Public utility regulation of much of the natural gas and electricity industries; myriad regulation of the petroleum industry; mega-subsidies for politically correct renewable energy…. The master resource of energy is highly regulated in ways that only political trends–not economic and philosophy–and explain and justify.
Part V in our series on Ayn Rand and energy (Monday) will examine the energy crises in the fictional world of Atlas Shrugged and energy crises in the real world.
(1) Rand (1949), quoted in Harry Binswanger, ed. The Ayn Rand Lexicon: Objectivism from A to Z. New York: Meridian, 1982, pp. 441–42.

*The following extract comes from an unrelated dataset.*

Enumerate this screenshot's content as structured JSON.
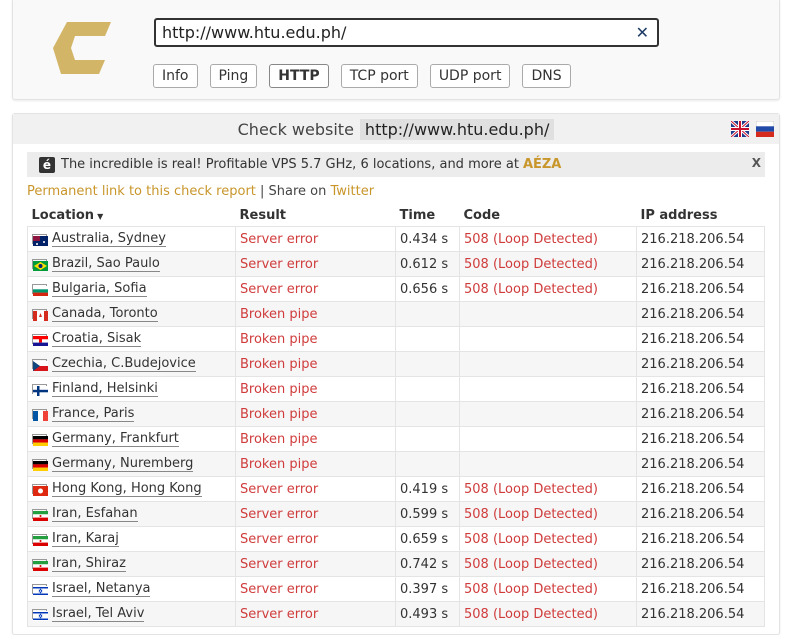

(2) Rand, in Michael Berliner, ed. Letters of Ayn Rand. New York: Dutton, 1995, p. 583.
(3)] See Robert Bradley, Capitalism at Work: Business, Government, and Energy. Salem, MA: Scrivener Press, 2009, pp. 149–50.
(4) Rand (1971) quoted in Harry Binswanger ed. The Ayn Rand Lexicon: Objectivism from A to Z. New York: Meridian, 1982, p. 54.
(5) Friedman, Milton. “Which Way for Capitalism?” Reason, May 1977, p. 21.
(6) Rand, “The Sanction of the Victims.” 1981. In The Voice of Reason: Essays in Objectivist Thought, by Rand et al. New York: New American Library, 1990, p. 152.
(7) Rand, Ayn (1958). “Modern Management.” In The Ayn Rand Column, edited by Peter Schwartz. New Milford, CT: Second Renaissance Books, 1998, p. 113.
(8) Smith, Adam. The Theory of Moral Sentiments. 1759. Edited by D. D. Raphael and A. L. Mcfie. Reprint, Indianapolis: LibertyPress, 1984, p. 213.
(9) Rand (1958), p. 113.
(10) Cole, Arthur. “An Approach to the Study of Entrepreneurship: A Tribute to Edwin F. Gay.” The Journal of Economic History 6 (Supplement): (May 1946), p. 11.
APPENDIX: Some Political Capitalism Posts at MasterResource
Why Natural Gas Should Not Play the Cap-and-Trade Game (the real enemy is mandated renewables/conservation, not coal)Waxman–Markey’s Gravy Train: Why the Electric Industry Got on Board (Getting favors, adding pages to H.R. 2454)